Repeat the listing that follows without a single change.

(Data provided)
-- -- --
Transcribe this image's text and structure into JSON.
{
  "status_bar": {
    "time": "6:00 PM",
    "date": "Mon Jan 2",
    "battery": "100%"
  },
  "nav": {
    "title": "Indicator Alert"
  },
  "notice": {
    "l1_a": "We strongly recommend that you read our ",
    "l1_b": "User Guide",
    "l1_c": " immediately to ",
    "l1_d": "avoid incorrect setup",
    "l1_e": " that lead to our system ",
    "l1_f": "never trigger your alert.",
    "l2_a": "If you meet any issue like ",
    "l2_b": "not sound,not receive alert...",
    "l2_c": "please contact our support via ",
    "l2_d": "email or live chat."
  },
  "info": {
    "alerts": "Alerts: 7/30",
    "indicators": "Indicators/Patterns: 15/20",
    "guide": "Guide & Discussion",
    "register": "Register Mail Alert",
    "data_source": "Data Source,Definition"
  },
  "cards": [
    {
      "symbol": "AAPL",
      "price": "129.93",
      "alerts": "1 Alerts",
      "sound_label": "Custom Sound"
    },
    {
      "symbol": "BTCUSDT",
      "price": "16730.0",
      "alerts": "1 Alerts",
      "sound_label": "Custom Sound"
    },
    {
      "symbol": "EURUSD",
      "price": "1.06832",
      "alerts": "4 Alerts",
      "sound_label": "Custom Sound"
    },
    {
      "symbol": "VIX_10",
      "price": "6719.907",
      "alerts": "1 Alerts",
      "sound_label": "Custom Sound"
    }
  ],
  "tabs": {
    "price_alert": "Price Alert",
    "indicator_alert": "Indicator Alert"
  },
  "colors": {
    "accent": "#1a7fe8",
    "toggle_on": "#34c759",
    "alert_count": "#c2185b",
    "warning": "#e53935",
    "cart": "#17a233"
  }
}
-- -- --
(Result for this task)
Transcribe this image's text and structure into JSON.
{
  "status_bar": {
    "time": "6:00 PM",
    "date": "Mon Jan 2",
    "battery": "100%"
  },
  "nav": {
    "title": "Indicator Alert"
  },
  "notice": {
    "l1_a": "We strongly recommend that you read our ",
    "l1_b": "User Guide",
    "l1_c": " immediately to ",
    "l1_d": "avoid incorrect setup",
    "l1_e": " that lead to our system ",
    "l1_f": "never trigger your alert.",
    "l2_a": "If you meet any issue like ",
    "l2_b": "not sound,not receive alert...",
    "l2_c": "please contact our support via ",
    "l2_d": "email or live chat."
  },
  "info": {
    "alerts": "Alerts: 7/30",
    "indicators": "Indicators/Patterns: 15/20",
    "guide": "Guide & Discussion",
    "register": "Register Mail Alert",
    "data_source": "Data Source,Definition"
  },
  "cards": [
    {
      "symbol": "AAPL",
      "price": "129.93",
      "alerts": "1 Alerts",
      "sound_label": "Custom Sound"
    },
    {
      "symbol": "BTCUSDT",
      "price": "16730.0",
      "alerts": "1 Alerts",
      "sound_label": "Custom Sound"
    },
    {
      "symbol": "EURUSD",
      "price": "1.06832",
      "alerts": "4 Alerts",
      "sound_label": "Custom Sound"
    },
    {
      "symbol": "VIX_10",
      "price": "6719.907",
      "alerts": "1 Alerts",
      "sound_label": "Custom Sound"
    }
  ],
  "tabs": {
    "price_alert": "Price Alert",
    "indicator_alert": "Indicator Alert"
  },
  "colors": {
    "accent": "#1a7fe8",
    "toggle_on": "#34c759",
    "alert_count": "#c2185b",
    "warning": "#e53935",
    "cart": "#17a233"
  }
}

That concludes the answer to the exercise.